In this article, our social media editor Matt Firth looks at the career of Joseph Banks (1743-1820), and the collection of Icelandic texts he left the British Library… For Australians, Joseph Banks (1743-1820) is a familiar name from our colonial history. In fact, I suspect that for most of us, setting aside James Cook, his … Continue reading Sir Joseph Banks and the Medieval Icelandic Saga
In this article, our deputy reviews editor Kirsty Bolton takes a look at the medieval port town of La Rochelle, its legendary founder, and its fraught political history... In June, I spent a few days in La Rochelle, a medieval port town on the south west coat of France. It was supposed to be an anniversary trip … Continue reading La Rochelle and the Roman de Melusine
Should we consider the most ambitious Anglo-Saxon kings as reigning over ‘empires’, or are historians misusing that term? In his new article (now live on the Cerae website), Matt Firth examines ‘empires’ as a category of power in political theory and questions whether it is an appropriate term for the hegemonies of the Kings Æthelstan and Cnut... … Continue reading Æthelstan and Cnut – Emperors or Kings?
In this guest article, Daniel Johnson reflects on the recent conference of the Australian and New Zealand Association for Medieval and Early Modern Studies (ANZAMEMS) at the University of Sydney. I am a part-time PhD student from the UK, studying the theology of the hymns of Isaac Watts (1674-1784) at the University of Leicester. I … Continue reading Conference Review – ANZAMEMS, University of Sydney

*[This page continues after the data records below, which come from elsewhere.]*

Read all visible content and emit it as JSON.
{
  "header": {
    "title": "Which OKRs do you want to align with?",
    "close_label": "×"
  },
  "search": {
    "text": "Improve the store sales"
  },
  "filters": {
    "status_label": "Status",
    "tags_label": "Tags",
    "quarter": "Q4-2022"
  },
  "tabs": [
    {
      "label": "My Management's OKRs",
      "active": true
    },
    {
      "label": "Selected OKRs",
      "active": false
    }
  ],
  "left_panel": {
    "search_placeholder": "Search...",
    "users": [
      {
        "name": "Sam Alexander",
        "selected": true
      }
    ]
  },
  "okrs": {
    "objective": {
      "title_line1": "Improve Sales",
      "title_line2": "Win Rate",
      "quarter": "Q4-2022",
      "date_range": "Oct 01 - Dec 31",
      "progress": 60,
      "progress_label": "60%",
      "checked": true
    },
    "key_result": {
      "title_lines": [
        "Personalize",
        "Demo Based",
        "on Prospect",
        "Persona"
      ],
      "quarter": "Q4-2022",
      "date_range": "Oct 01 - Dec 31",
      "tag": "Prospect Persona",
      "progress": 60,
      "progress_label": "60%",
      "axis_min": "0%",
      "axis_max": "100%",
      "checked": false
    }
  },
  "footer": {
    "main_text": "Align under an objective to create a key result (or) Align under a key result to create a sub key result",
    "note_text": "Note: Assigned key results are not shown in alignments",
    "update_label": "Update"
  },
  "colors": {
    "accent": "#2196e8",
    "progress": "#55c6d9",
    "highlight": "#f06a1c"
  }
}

Cerae is proud to announce that we have been selected to receive the Bryant Stokes Matilda Award for Cultural Excellence, 2017. The Matilda Award recognises outstanding achievement in cultural pursuits and acknowledges the talents and hard work of the Cerae team and journal contributors. Michael Ovens, Tara Auty and Imogen Forbes-Macphail attended the ceremony to … Continue reading Cerae Receives the Matilda Award